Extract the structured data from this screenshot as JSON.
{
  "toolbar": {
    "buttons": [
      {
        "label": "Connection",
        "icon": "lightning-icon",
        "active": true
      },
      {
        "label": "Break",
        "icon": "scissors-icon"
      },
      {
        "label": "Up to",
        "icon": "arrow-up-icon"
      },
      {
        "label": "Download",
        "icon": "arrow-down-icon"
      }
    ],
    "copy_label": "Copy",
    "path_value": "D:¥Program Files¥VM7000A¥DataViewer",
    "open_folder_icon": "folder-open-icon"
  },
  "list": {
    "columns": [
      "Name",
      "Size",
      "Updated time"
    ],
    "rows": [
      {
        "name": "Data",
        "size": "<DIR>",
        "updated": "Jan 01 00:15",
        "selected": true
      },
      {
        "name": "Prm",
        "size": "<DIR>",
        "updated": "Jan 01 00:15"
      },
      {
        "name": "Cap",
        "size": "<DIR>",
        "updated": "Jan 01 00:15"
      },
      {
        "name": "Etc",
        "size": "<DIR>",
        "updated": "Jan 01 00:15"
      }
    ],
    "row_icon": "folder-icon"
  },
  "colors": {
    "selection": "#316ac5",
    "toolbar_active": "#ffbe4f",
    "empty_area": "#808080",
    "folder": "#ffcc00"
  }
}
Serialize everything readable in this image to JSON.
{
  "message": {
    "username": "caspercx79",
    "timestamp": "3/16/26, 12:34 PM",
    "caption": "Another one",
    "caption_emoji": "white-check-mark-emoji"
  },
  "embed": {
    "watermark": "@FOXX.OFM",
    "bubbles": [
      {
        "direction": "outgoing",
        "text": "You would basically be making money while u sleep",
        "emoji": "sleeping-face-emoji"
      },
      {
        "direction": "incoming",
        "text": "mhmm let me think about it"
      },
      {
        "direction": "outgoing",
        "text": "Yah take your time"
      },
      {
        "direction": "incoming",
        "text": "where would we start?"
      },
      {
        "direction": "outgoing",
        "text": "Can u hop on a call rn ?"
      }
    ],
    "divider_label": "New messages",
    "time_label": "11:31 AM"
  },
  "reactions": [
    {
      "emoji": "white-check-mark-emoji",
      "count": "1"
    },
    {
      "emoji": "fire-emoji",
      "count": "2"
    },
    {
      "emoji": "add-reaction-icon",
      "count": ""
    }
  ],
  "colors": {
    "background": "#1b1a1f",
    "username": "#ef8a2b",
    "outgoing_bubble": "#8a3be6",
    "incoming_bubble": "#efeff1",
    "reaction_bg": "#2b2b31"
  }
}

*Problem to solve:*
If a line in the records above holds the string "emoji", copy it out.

*Answer to the exercise:*
    "caption_emoji": "white-check-mark-emoji"
        "emoji": "sleeping-face-emoji"
      "emoji": "white-check-mark-emoji",
      "emoji": "fire-emoji",
      "emoji": "add-reaction-icon",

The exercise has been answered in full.